(Data excerpts)
*** Block opens ***

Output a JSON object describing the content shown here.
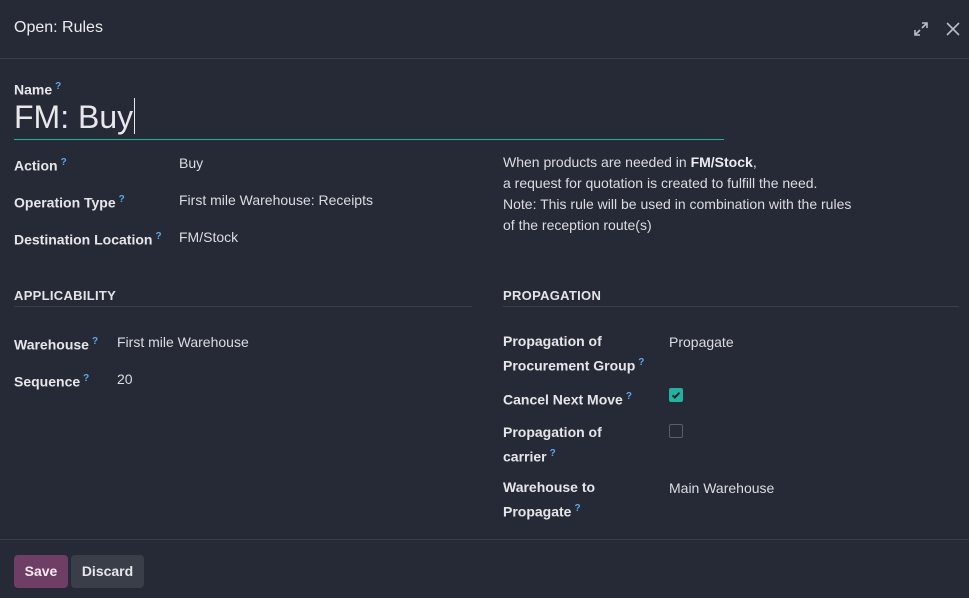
{
  "dialog": {
    "title": "Open: Rules"
  },
  "icons": {
    "expand": "expand-icon",
    "close": "close-icon",
    "help": "?"
  },
  "form": {
    "name_label": "Name",
    "name_value": "FM: Buy",
    "action_label": "Action",
    "action_value": "Buy",
    "operation_type_label": "Operation Type",
    "operation_type_value": "First mile Warehouse: Receipts",
    "destination_label": "Destination Location",
    "destination_value": "FM/Stock",
    "help": {
      "line1_prefix": "When products are needed in ",
      "line1_bold": "FM/Stock",
      "line1_suffix": ",",
      "line2": "a request for quotation is created to fulfill the need.",
      "line3": "Note: This rule will be used in combination with the rules",
      "line4": "of the reception route(s)"
    }
  },
  "applicability": {
    "title": "APPLICABILITY",
    "warehouse_label": "Warehouse",
    "warehouse_value": "First mile Warehouse",
    "sequence_label": "Sequence",
    "sequence_value": "20"
  },
  "propagation": {
    "title": "PROPAGATION",
    "group_label_line1": "Propagation of",
    "group_label_line2": "Procurement Group",
    "group_value": "Propagate",
    "cancel_next_label": "Cancel Next Move",
    "cancel_next_checked": true,
    "carrier_label_line1": "Propagation of",
    "carrier_label_line2": "carrier",
    "carrier_checked": false,
    "warehouse_to_label_line1": "Warehouse to",
    "warehouse_to_label_line2": "Propagate",
    "warehouse_to_value": "Main Warehouse"
  },
  "footer": {
    "save_label": "Save",
    "discard_label": "Discard"
  },
  "colors": {
    "background": "#262a36",
    "accent": "#21b3a0",
    "primary_button": "#6e3e66",
    "help_marker": "#5aa9e6"
  }
}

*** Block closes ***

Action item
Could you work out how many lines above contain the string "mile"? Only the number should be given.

Exercise solution
2